**Task instructions**: Print all of the data below exactly as it appears, leaving out every image.

Records excerpted from a collection:
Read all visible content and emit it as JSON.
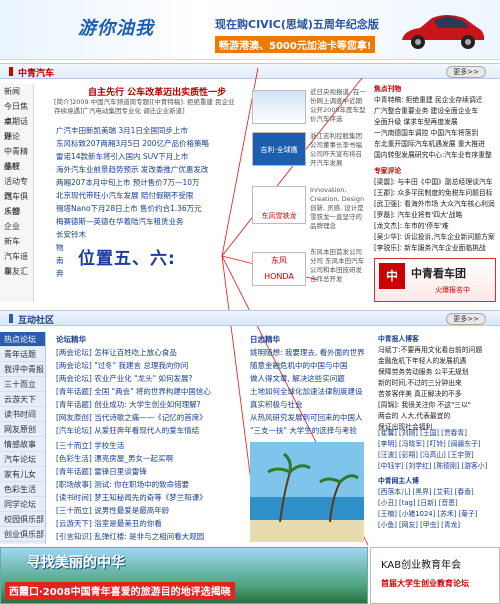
{
  "banner": {
    "logo": "游你油我",
    "line1": "现在购CIVIC(思域)五周年纪念版",
    "line2": "畅游港澳、5000元加油卡等您拿!"
  },
  "car_section": {
    "title": "中青汽车",
    "more": "更多>>",
    "nav": [
      "新闻",
      "今日焦点",
      "本期话题",
      "评论",
      "中青精品轩",
      "维权",
      "活动专题",
      "汽车俱乐部",
      "人物",
      "企业",
      "新车",
      "汽车谣录",
      "车友汇"
    ],
    "headline": "自主先行 公车改革迈出实质性一步",
    "summary": "[简介]2009 中国汽车频道周专题][中青特稿]: 拒绝重建 民企业存续境遇]广汽电动集团专业化 调迁企业新道]",
    "news": [
      "广汽丰田新凯美瑞 3月1日全国同步上市",
      "东风标致207两厢3月5日 200亿产品价格策略",
      "雷诺14款新车将引入国内 SUV下月上市",
      "海外汽车业前景趋势预示 发改委推广优惠发改",
      "两厢207本月中旬上市 预计售价7万—10万",
      "北京现代带旺小汽车发展 赔付假期不受限",
      "锡塔Nano下月28日上市 售价约合1.36万元",
      "梅赛德斯—英德在华着陆汽车租赁业务",
      "长安铃木",
      "物",
      "南",
      "奔"
    ],
    "mid_caption_1": "近日央视报道, 在一份网上调查中近期公开2008年度车型价汽车评选",
    "mid_caption_2": "浙江吉利控股集团公司董事长李书福公司昨天宣布将召开汽车发展",
    "mid_caption_3": "Innovation, Creation, Design 创新, 灵感, 设计是雪铁龙一直坚守的品牌理念",
    "mid_caption_4": "东风本田首发公司分司 东风本田汽车公司和本田技研发合作总开发",
    "thumb_label_geely": "吉利·全球鹰",
    "thumb_label_citroen": "东风雪铁龙",
    "thumb_label_dongfeng": "东风",
    "thumb_label_honda": "HONDA",
    "focus": {
      "title": "焦点刊物",
      "items": [
        "中青特稿: 拒绝重建 民企业存续调迁",
        "广汽整合重要业务 建设全面企业车",
        "全面升级 谋求车型再度发展",
        "一汽南德国车调控 中国汽车将落到",
        "东北重开国际汽车机遇发展 重大推进",
        "国内转型发展研究中心:汽车业有序重整"
      ]
    },
    "expert": {
      "title": "专家评论",
      "items": [
        "[梁震]: 与丰田《中国》副总经理谈汽车",
        "[王郡]: 众多平民制度的免税车问题目标",
        "[武卫强]: 看海外市场 大众汽车核心利润",
        "[罗磊]: 汽车业将有'四大'战略",
        "[龙文杰]: 车市的'停车'难",
        "[吴少华]: 诉讼投诉,汽车企业新问题方案",
        "[李锐乐]: 新车服务汽车企业面临挑战"
      ]
    },
    "ad_title": "中青看车团",
    "ad_sub": "火爆报名中"
  },
  "overlay": {
    "label": "位置五、六:"
  },
  "community": {
    "title": "互动社区",
    "more": "更多>>",
    "nav": [
      "热点论坛",
      "青年话题",
      "我评中青报",
      "三十而立",
      "云游天下",
      "读书时间",
      "网友原创",
      "情感故事",
      "汽车论坛",
      "家有儿女",
      "色彩生活",
      "同学论坛",
      "校园俱乐部",
      "创业俱乐部"
    ],
    "forum_title": "论坛精华",
    "forum_items": [
      "[两会论坛] 怎样让百姓吃上放心食品",
      "[两会论坛] \"过冬\" 我建言 总理我向你问",
      "[两会论坛] 农业产业化 \"龙头\" 如何发展?",
      "[青年话题] 全国 \"两会\" 将的世界构建中国信心",
      "[青年话题] 创业成功: 大学生创业如何理解?",
      "[网友原创] 当代诗歌之痛——《记忆的首席》",
      "[汽车论坛] 从爱狂奔年看现代人的爱车情结",
      "[三十而立] 学校生活",
      "[色彩生活] 漂亮房屋_男女一起买啊",
      "[青年话题] 雷锋日里谈雷锋",
      "[职场故事] 测试: 你在职场中的致命错要",
      "[读书时间] 梦王知秘闻先的奇等《梦兰阳课》",
      "[三十而立] 说男性最爱是最高年龄",
      "[云游天下] 浴室是最美丑的你看",
      "[引言知识] 乱弹红楼: 是非与之相问看大观园"
    ],
    "blog_title": "日志精华",
    "blog_items": [
      "姚明随想: 我要理去, 看外面的世界",
      "随意金融危机中的中国与中国",
      "做人得文章, 解决这些实问题",
      "土地如何全球化加速法律制度建设",
      "真实积极与社会",
      "从热风研究发展到可回来的中国人",
      "\"三支一扶\" 大学生的选择与考验"
    ],
    "blog_img_caption": "",
    "rp_title": "中青报人博客",
    "rp_items": [
      "冯斌丁:不要再用文化看台前的问题",
      "金融危机下年轻人的发展机遇",
      "保障劳务劳动服务 公平无规划",
      "新的时间,不过的三分钟出来",
      "苦茶客伴美 真正解决的不多",
      "[周锦]: 我很关注你 不这\"三以\"",
      "两会的 人大,代表最宜的",
      "保证出现社会福利"
    ],
    "tags": [
      "[崔馨]  [刘刚]  [王国] [贾春青]",
      "[李明]  [冯晓军] [叮铃]  [阔疆东子]",
      "[汪波]  [彭翔] [冯高山] [王宇贺]",
      "[中钰宇]  [刘学红] [陈德刚]  [游客小]"
    ],
    "hot_title": "中青网主人博",
    "hot_items": [
      "[西落本儿] [黑界]  [艾莉]  [春香]",
      "[小丑] [tag] [日新] [音恩]",
      "[王楠]  [小猪1024] [苏禾] [菊子]",
      "[小鱼] [网友] [甲虫]  [青龙]"
    ]
  },
  "bottom_banner": {
    "left_title": "寻找美丽的中华",
    "left_sub": "西霞口·2008中国青年喜爱的旅游目的地评选揭晓",
    "right_title": "KAB创业教育年会",
    "right_sub": "首届大学生创业教育论坛"
  }
}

**Response**:
Read all visible content and emit it as JSON.
{
  "banner": {
    "logo": "游你油我",
    "line1": "现在购CIVIC(思域)五周年纪念版",
    "line2": "畅游港澳、5000元加油卡等您拿!"
  },
  "car_section": {
    "title": "中青汽车",
    "more": "更多>>",
    "nav": [
      "新闻",
      "今日焦点",
      "本期话题",
      "评论",
      "中青精品轩",
      "维权",
      "活动专题",
      "汽车俱乐部",
      "人物",
      "企业",
      "新车",
      "汽车谣录",
      "车友汇"
    ],
    "headline": "自主先行 公车改革迈出实质性一步",
    "summary": "[简介]2009 中国汽车频道周专题][中青特稿]: 拒绝重建 民企业存续境遇]广汽电动集团专业化 调迁企业新道]",
    "news": [
      "广汽丰田新凯美瑞 3月1日全国同步上市",
      "东风标致207两厢3月5日 200亿产品价格策略",
      "雷诺14款新车将引入国内 SUV下月上市",
      "海外汽车业前景趋势预示 发改委推广优惠发改",
      "两厢207本月中旬上市 预计售价7万—10万",
      "北京现代带旺小汽车发展 赔付假期不受限",
      "锡塔Nano下月28日上市 售价约合1.36万元",
      "梅赛德斯—英德在华着陆汽车租赁业务",
      "长安铃木",
      "物",
      "南",
      "奔"
    ],
    "mid_caption_1": "近日央视报道, 在一份网上调查中近期公开2008年度车型价汽车评选",
    "mid_caption_2": "浙江吉利控股集团公司董事长李书福公司昨天宣布将召开汽车发展",
    "mid_caption_3": "Innovation, Creation, Design 创新, 灵感, 设计是雪铁龙一直坚守的品牌理念",
    "mid_caption_4": "东风本田首发公司分司 东风本田汽车公司和本田技研发合作总开发",
    "thumb_label_geely": "吉利·全球鹰",
    "thumb_label_citroen": "东风雪铁龙",
    "thumb_label_dongfeng": "东风",
    "thumb_label_honda": "HONDA",
    "focus": {
      "title": "焦点刊物",
      "items": [
        "中青特稿: 拒绝重建 民企业存续调迁",
        "广汽整合重要业务 建设全面企业车",
        "全面升级 谋求车型再度发展",
        "一汽南德国车调控 中国汽车将落到",
        "东北重开国际汽车机遇发展 重大推进",
        "国内转型发展研究中心:汽车业有序重整"
      ]
    },
    "expert": {
      "title": "专家评论",
      "items": [
        "[梁震]: 与丰田《中国》副总经理谈汽车",
        "[王郡]: 众多平民制度的免税车问题目标",
        "[武卫强]: 看海外市场 大众汽车核心利润",
        "[罗磊]: 汽车业将有'四大'战略",
        "[龙文杰]: 车市的'停车'难",
        "[吴少华]: 诉讼投诉,汽车企业新问题方案",
        "[李锐乐]: 新车服务汽车企业面临挑战"
      ]
    },
    "ad_title": "中青看车团",
    "ad_sub": "火爆报名中"
  },
  "overlay": {
    "label": "位置五、六:"
  },
  "community": {
    "title": "互动社区",
    "more": "更多>>",
    "nav": [
      "热点论坛",
      "青年话题",
      "我评中青报",
      "三十而立",
      "云游天下",
      "读书时间",
      "网友原创",
      "情感故事",
      "汽车论坛",
      "家有儿女",
      "色彩生活",
      "同学论坛",
      "校园俱乐部",
      "创业俱乐部"
    ],
    "forum_title": "论坛精华",
    "forum_items": [
      "[两会论坛] 怎样让百姓吃上放心食品",
      "[两会论坛] \"过冬\" 我建言 总理我向你问",
      "[两会论坛] 农业产业化 \"龙头\" 如何发展?",
      "[青年话题] 全国 \"两会\" 将的世界构建中国信心",
      "[青年话题] 创业成功: 大学生创业如何理解?",
      "[网友原创] 当代诗歌之痛——《记忆的首席》",
      "[汽车论坛] 从爱狂奔年看现代人的爱车情结",
      "[三十而立] 学校生活",
      "[色彩生活] 漂亮房屋_男女一起买啊",
      "[青年话题] 雷锋日里谈雷锋",
      "[职场故事] 测试: 你在职场中的致命错要",
      "[读书时间] 梦王知秘闻先的奇等《梦兰阳课》",
      "[三十而立] 说男性最爱是最高年龄",
      "[云游天下] 浴室是最美丑的你看",
      "[引言知识] 乱弹红楼: 是非与之相问看大观园"
    ],
    "blog_title": "日志精华",
    "blog_items": [
      "姚明随想: 我要理去, 看外面的世界",
      "随意金融危机中的中国与中国",
      "做人得文章, 解决这些实问题",
      "土地如何全球化加速法律制度建设",
      "真实积极与社会",
      "从热风研究发展到可回来的中国人",
      "\"三支一扶\" 大学生的选择与考验"
    ],
    "blog_img_caption": "",
    "rp_title": "中青报人博客",
    "rp_items": [
      "冯斌丁:不要再用文化看台前的问题",
      "金融危机下年轻人的发展机遇",
      "保障劳务劳动服务 公平无规划",
      "新的时间,不过的三分钟出来",
      "苦茶客伴美 真正解决的不多",
      "[周锦]: 我很关注你 不这\"三以\"",
      "两会的 人大,代表最宜的",
      "保证出现社会福利"
    ],
    "tags": [
      "[崔馨]  [刘刚]  [王国] [贾春青]",
      "[李明]  [冯晓军] [叮铃]  [阔疆东子]",
      "[汪波]  [彭翔] [冯高山] [王宇贺]",
      "[中钰宇]  [刘学红] [陈德刚]  [游客小]"
    ],
    "hot_title": "中青网主人博",
    "hot_items": [
      "[西落本儿] [黑界]  [艾莉]  [春香]",
      "[小丑] [tag] [日新] [音恩]",
      "[王楠]  [小猪1024] [苏禾] [菊子]",
      "[小鱼] [网友] [甲虫]  [青龙]"
    ]
  },
  "bottom_banner": {
    "left_title": "寻找美丽的中华",
    "left_sub": "西霞口·2008中国青年喜爱的旅游目的地评选揭晓",
    "right_title": "KAB创业教育年会",
    "right_sub": "首届大学生创业教育论坛"
  }
}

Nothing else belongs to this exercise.